→ To do
Give all of the data again exactly as written, omitting every image.

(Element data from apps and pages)
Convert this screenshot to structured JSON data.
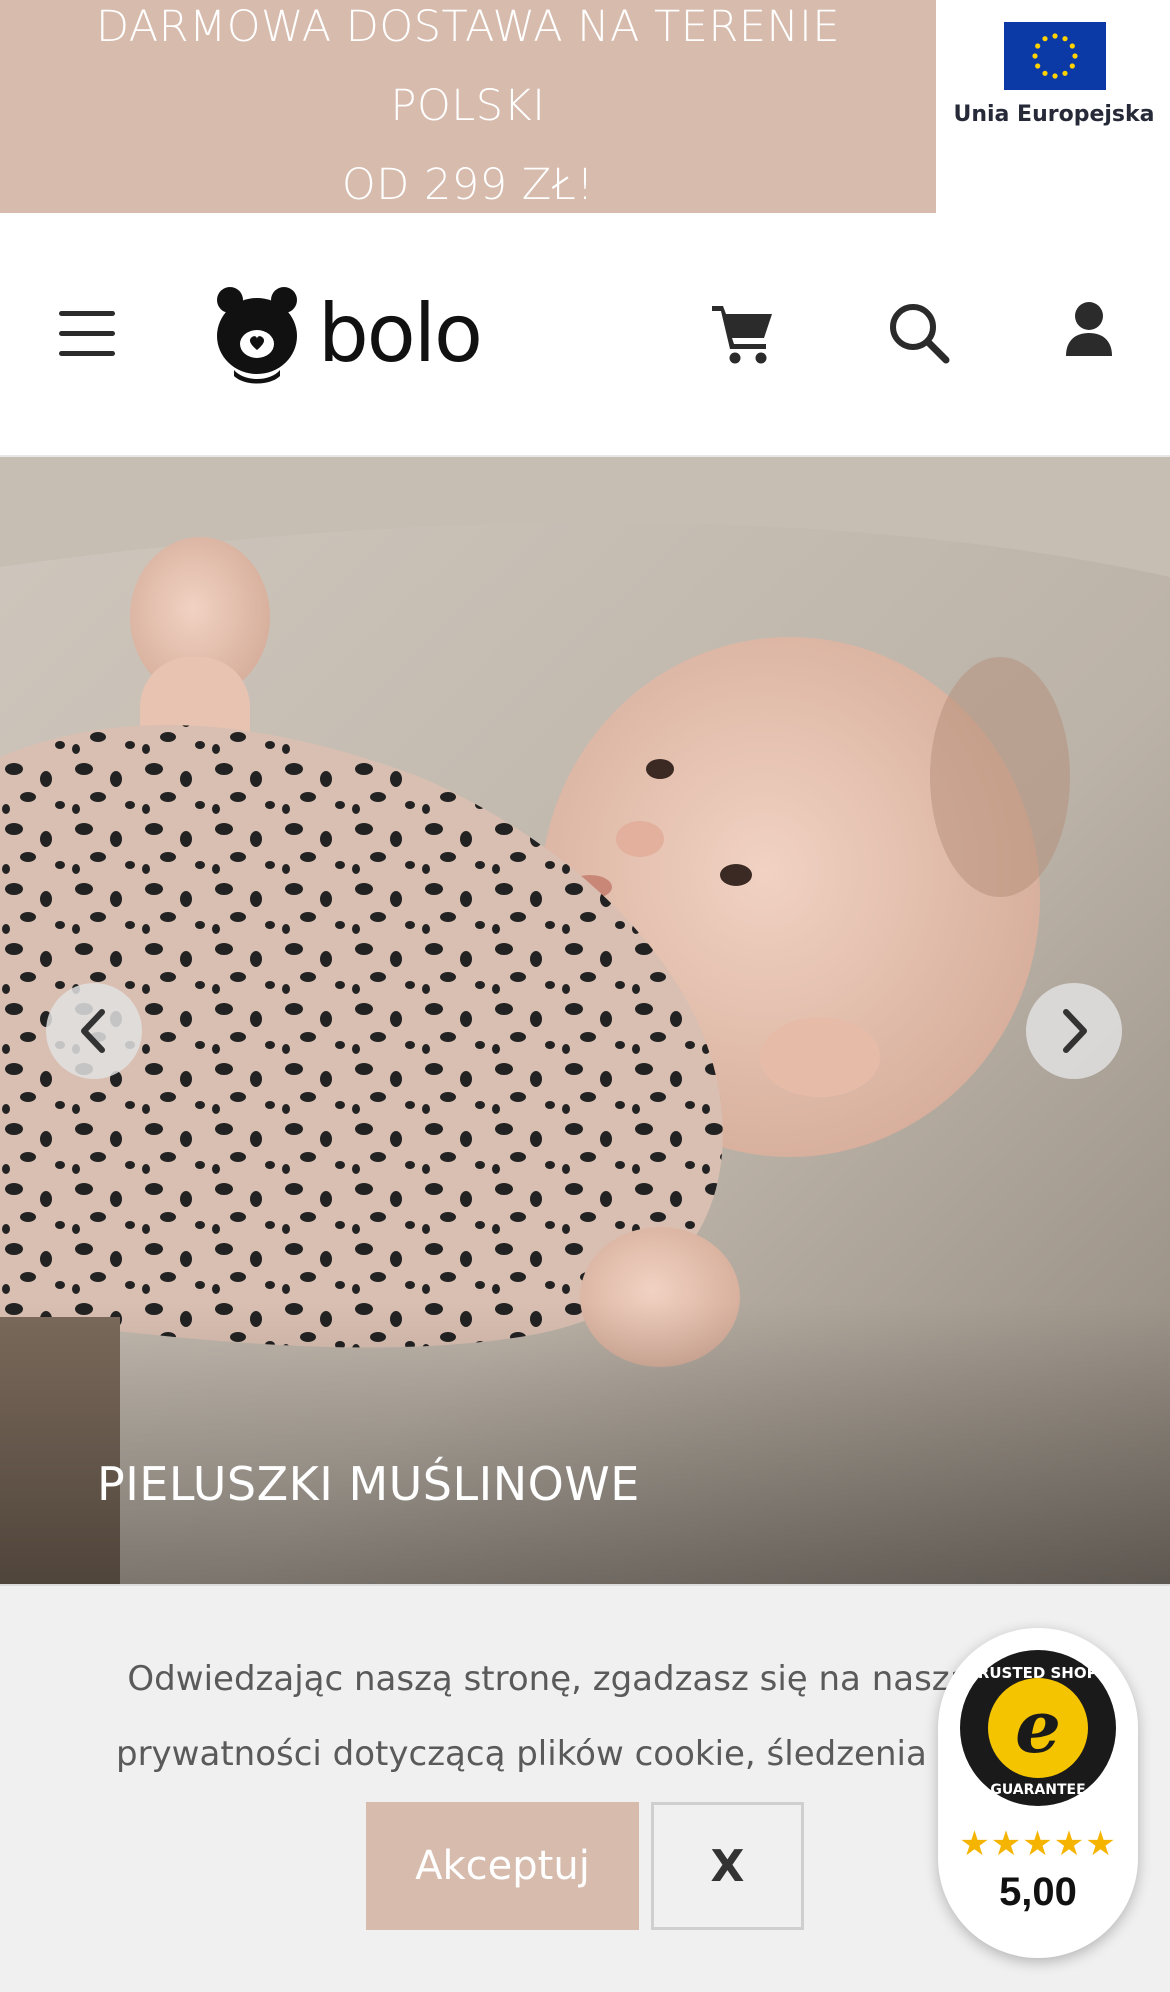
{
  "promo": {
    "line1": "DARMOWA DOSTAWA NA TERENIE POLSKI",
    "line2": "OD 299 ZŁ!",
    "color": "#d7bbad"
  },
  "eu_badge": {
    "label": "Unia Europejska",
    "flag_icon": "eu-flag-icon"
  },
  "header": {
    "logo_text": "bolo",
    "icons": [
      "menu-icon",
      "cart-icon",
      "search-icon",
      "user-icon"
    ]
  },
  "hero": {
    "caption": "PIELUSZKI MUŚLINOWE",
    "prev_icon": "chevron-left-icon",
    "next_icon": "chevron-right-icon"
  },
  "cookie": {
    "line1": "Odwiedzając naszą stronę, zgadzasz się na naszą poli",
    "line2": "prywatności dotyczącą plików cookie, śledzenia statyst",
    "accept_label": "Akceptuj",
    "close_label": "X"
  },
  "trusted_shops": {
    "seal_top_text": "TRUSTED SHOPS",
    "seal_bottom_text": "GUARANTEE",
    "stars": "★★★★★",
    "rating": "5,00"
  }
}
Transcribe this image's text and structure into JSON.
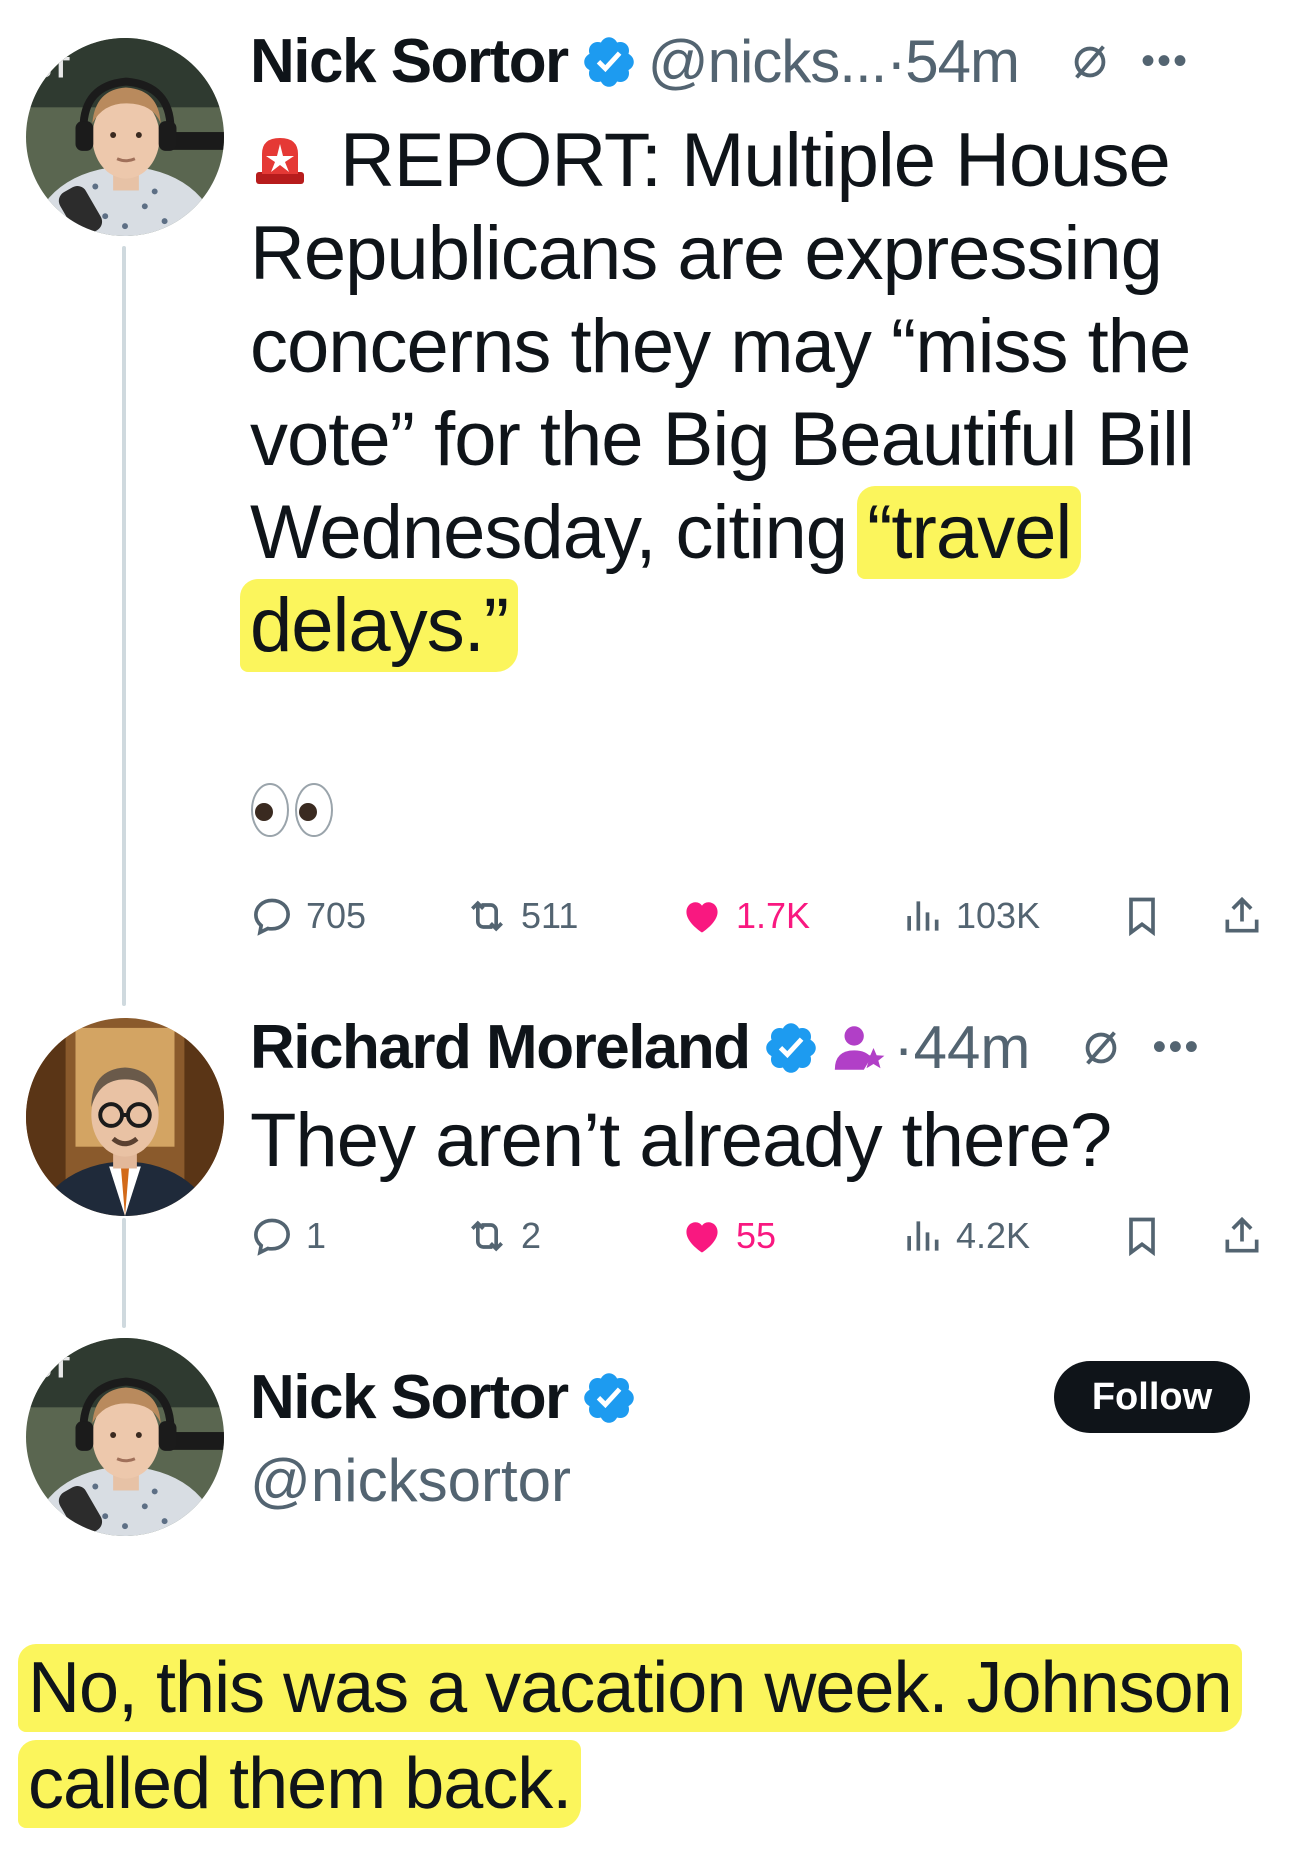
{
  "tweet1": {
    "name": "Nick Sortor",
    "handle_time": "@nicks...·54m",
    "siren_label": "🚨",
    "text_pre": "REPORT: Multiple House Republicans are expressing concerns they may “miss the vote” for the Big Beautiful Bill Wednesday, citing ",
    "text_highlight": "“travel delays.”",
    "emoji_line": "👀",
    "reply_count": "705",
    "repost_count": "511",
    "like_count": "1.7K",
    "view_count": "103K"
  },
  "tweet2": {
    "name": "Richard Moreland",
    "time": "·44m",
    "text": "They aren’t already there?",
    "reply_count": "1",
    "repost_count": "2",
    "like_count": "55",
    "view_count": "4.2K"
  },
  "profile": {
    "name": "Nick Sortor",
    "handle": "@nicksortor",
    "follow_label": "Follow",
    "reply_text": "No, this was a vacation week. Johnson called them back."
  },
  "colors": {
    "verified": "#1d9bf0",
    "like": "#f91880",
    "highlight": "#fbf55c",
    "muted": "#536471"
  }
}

→ Response area
Convert this screenshot to structured JSON data.
{
  "promo": {
    "line1": "DARMOWA DOSTAWA NA TERENIE POLSKI",
    "line2": "OD 299 ZŁ!",
    "color": "#d7bbad"
  },
  "eu_badge": {
    "label": "Unia Europejska",
    "flag_icon": "eu-flag-icon"
  },
  "header": {
    "logo_text": "bolo",
    "icons": [
      "menu-icon",
      "cart-icon",
      "search-icon",
      "user-icon"
    ]
  },
  "hero": {
    "caption": "PIELUSZKI MUŚLINOWE",
    "prev_icon": "chevron-left-icon",
    "next_icon": "chevron-right-icon"
  },
  "cookie": {
    "line1": "Odwiedzając naszą stronę, zgadzasz się na naszą poli",
    "line2": "prywatności dotyczącą plików cookie, śledzenia statyst",
    "accept_label": "Akceptuj",
    "close_label": "X"
  },
  "trusted_shops": {
    "seal_top_text": "TRUSTED SHOPS",
    "seal_bottom_text": "GUARANTEE",
    "stars": "★★★★★",
    "rating": "5,00"
  }
}
Transcribe this image's text and structure into JSON.
{
  "tweet1": {
    "name": "Nick Sortor",
    "handle_time": "@nicks...·54m",
    "siren_label": "🚨",
    "text_pre": "REPORT: Multiple House Republicans are expressing concerns they may “miss the vote” for the Big Beautiful Bill Wednesday, citing ",
    "text_highlight": "“travel delays.”",
    "emoji_line": "👀",
    "reply_count": "705",
    "repost_count": "511",
    "like_count": "1.7K",
    "view_count": "103K"
  },
  "tweet2": {
    "name": "Richard Moreland",
    "time": "·44m",
    "text": "They aren’t already there?",
    "reply_count": "1",
    "repost_count": "2",
    "like_count": "55",
    "view_count": "4.2K"
  },
  "profile": {
    "name": "Nick Sortor",
    "handle": "@nicksortor",
    "follow_label": "Follow",
    "reply_text": "No, this was a vacation week. Johnson called them back."
  },
  "colors": {
    "verified": "#1d9bf0",
    "like": "#f91880",
    "highlight": "#fbf55c",
    "muted": "#536471"
  }
}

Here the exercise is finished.